- Action item: Copy all of the material below, line for line.
__________
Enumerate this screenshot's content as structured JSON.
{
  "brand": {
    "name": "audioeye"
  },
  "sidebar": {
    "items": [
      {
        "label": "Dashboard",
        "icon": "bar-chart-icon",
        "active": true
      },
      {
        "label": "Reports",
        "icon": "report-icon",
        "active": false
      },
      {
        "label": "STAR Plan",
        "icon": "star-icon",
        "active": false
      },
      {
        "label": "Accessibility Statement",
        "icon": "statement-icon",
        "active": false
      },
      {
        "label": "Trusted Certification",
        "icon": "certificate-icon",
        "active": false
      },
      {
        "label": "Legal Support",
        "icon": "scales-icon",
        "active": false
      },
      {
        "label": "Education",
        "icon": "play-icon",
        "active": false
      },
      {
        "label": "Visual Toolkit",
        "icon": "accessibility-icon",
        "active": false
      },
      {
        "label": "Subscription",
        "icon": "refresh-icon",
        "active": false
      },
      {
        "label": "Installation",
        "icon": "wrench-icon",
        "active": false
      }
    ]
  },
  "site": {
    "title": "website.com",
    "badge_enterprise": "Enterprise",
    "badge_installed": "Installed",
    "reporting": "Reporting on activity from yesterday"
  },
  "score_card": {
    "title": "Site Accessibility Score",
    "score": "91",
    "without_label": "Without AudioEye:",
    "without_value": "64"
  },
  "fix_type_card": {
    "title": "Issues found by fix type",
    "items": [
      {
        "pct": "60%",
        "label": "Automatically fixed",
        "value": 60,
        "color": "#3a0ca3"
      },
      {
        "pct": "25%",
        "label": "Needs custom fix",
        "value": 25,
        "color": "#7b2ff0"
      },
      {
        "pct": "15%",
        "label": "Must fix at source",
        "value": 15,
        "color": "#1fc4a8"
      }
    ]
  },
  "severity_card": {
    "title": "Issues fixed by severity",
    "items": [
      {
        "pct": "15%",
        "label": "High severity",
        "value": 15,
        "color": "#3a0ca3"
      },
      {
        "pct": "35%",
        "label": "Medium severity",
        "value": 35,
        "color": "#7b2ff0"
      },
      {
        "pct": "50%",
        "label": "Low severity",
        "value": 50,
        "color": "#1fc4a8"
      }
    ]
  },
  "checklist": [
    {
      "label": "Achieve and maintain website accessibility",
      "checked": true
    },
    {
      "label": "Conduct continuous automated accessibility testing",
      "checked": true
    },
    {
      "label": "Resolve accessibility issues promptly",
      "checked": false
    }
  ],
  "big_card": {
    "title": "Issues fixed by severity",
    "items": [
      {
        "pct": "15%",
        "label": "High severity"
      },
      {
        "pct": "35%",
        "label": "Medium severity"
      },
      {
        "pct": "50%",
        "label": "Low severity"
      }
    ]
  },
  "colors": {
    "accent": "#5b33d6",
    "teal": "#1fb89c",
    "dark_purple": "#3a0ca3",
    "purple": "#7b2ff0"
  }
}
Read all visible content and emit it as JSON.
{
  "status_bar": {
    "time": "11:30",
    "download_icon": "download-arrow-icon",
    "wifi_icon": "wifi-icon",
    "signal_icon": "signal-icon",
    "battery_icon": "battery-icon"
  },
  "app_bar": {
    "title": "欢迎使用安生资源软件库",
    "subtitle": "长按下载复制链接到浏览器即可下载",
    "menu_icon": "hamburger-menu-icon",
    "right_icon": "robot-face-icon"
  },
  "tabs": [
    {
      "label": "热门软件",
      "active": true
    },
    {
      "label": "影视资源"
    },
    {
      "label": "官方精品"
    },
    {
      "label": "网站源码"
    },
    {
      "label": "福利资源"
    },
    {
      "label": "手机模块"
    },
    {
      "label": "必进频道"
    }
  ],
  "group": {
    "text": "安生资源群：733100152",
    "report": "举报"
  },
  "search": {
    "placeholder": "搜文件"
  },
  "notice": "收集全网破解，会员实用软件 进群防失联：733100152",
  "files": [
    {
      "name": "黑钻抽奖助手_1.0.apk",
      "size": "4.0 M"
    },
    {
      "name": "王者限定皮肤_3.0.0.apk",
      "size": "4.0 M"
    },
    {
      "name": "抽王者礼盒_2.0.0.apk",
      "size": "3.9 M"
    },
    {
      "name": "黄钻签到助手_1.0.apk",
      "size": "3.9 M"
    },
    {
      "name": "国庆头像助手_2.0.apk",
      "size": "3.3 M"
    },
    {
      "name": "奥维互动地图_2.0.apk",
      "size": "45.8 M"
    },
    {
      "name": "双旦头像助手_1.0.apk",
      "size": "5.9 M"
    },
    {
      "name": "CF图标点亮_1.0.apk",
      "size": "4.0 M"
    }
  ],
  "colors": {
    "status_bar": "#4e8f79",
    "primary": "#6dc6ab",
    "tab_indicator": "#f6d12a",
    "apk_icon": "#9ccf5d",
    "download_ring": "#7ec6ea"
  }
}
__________
- Task answer:
Enumerate this screenshot's content as structured JSON.
{
  "brand": {
    "name": "audioeye"
  },
  "sidebar": {
    "items": [
      {
        "label": "Dashboard",
        "icon": "bar-chart-icon",
        "active": true
      },
      {
        "label": "Reports",
        "icon": "report-icon",
        "active": false
      },
      {
        "label": "STAR Plan",
        "icon": "star-icon",
        "active": false
      },
      {
        "label": "Accessibility Statement",
        "icon": "statement-icon",
        "active": false
      },
      {
        "label": "Trusted Certification",
        "icon": "certificate-icon",
        "active": false
      },
      {
        "label": "Legal Support",
        "icon": "scales-icon",
        "active": false
      },
      {
        "label": "Education",
        "icon": "play-icon",
        "active": false
      },
      {
        "label": "Visual Toolkit",
        "icon": "accessibility-icon",
        "active": false
      },
      {
        "label": "Subscription",
        "icon": "refresh-icon",
        "active": false
      },
      {
        "label": "Installation",
        "icon": "wrench-icon",
        "active": false
      }
    ]
  },
  "site": {
    "title": "website.com",
    "badge_enterprise": "Enterprise",
    "badge_installed": "Installed",
    "reporting": "Reporting on activity from yesterday"
  },
  "score_card": {
    "title": "Site Accessibility Score",
    "score": "91",
    "without_label": "Without AudioEye:",
    "without_value": "64"
  },
  "fix_type_card": {
    "title": "Issues found by fix type",
    "items": [
      {
        "pct": "60%",
        "label": "Automatically fixed",
        "value": 60,
        "color": "#3a0ca3"
      },
      {
        "pct": "25%",
        "label": "Needs custom fix",
        "value": 25,
        "color": "#7b2ff0"
      },
      {
        "pct": "15%",
        "label": "Must fix at source",
        "value": 15,
        "color": "#1fc4a8"
      }
    ]
  },
  "severity_card": {
    "title": "Issues fixed by severity",
    "items": [
      {
        "pct": "15%",
        "label": "High severity",
        "value": 15,
        "color": "#3a0ca3"
      },
      {
        "pct": "35%",
        "label": "Medium severity",
        "value": 35,
        "color": "#7b2ff0"
      },
      {
        "pct": "50%",
        "label": "Low severity",
        "value": 50,
        "color": "#1fc4a8"
      }
    ]
  },
  "checklist": [
    {
      "label": "Achieve and maintain website accessibility",
      "checked": true
    },
    {
      "label": "Conduct continuous automated accessibility testing",
      "checked": true
    },
    {
      "label": "Resolve accessibility issues promptly",
      "checked": false
    }
  ],
  "big_card": {
    "title": "Issues fixed by severity",
    "items": [
      {
        "pct": "15%",
        "label": "High severity"
      },
      {
        "pct": "35%",
        "label": "Medium severity"
      },
      {
        "pct": "50%",
        "label": "Low severity"
      }
    ]
  },
  "colors": {
    "accent": "#5b33d6",
    "teal": "#1fb89c",
    "dark_purple": "#3a0ca3",
    "purple": "#7b2ff0"
  }
}
Read all visible content and emit it as JSON.
{
  "status_bar": {
    "time": "11:30",
    "download_icon": "download-arrow-icon",
    "wifi_icon": "wifi-icon",
    "signal_icon": "signal-icon",
    "battery_icon": "battery-icon"
  },
  "app_bar": {
    "title": "欢迎使用安生资源软件库",
    "subtitle": "长按下载复制链接到浏览器即可下载",
    "menu_icon": "hamburger-menu-icon",
    "right_icon": "robot-face-icon"
  },
  "tabs": [
    {
      "label": "热门软件",
      "active": true
    },
    {
      "label": "影视资源"
    },
    {
      "label": "官方精品"
    },
    {
      "label": "网站源码"
    },
    {
      "label": "福利资源"
    },
    {
      "label": "手机模块"
    },
    {
      "label": "必进频道"
    }
  ],
  "group": {
    "text": "安生资源群：733100152",
    "report": "举报"
  },
  "search": {
    "placeholder": "搜文件"
  },
  "notice": "收集全网破解，会员实用软件 进群防失联：733100152",
  "files": [
    {
      "name": "黑钻抽奖助手_1.0.apk",
      "size": "4.0 M"
    },
    {
      "name": "王者限定皮肤_3.0.0.apk",
      "size": "4.0 M"
    },
    {
      "name": "抽王者礼盒_2.0.0.apk",
      "size": "3.9 M"
    },
    {
      "name": "黄钻签到助手_1.0.apk",
      "size": "3.9 M"
    },
    {
      "name": "国庆头像助手_2.0.apk",
      "size": "3.3 M"
    },
    {
      "name": "奥维互动地图_2.0.apk",
      "size": "45.8 M"
    },
    {
      "name": "双旦头像助手_1.0.apk",
      "size": "5.9 M"
    },
    {
      "name": "CF图标点亮_1.0.apk",
      "size": "4.0 M"
    }
  ],
  "colors": {
    "status_bar": "#4e8f79",
    "primary": "#6dc6ab",
    "tab_indicator": "#f6d12a",
    "apk_icon": "#9ccf5d",
    "download_ring": "#7ec6ea"
  }
}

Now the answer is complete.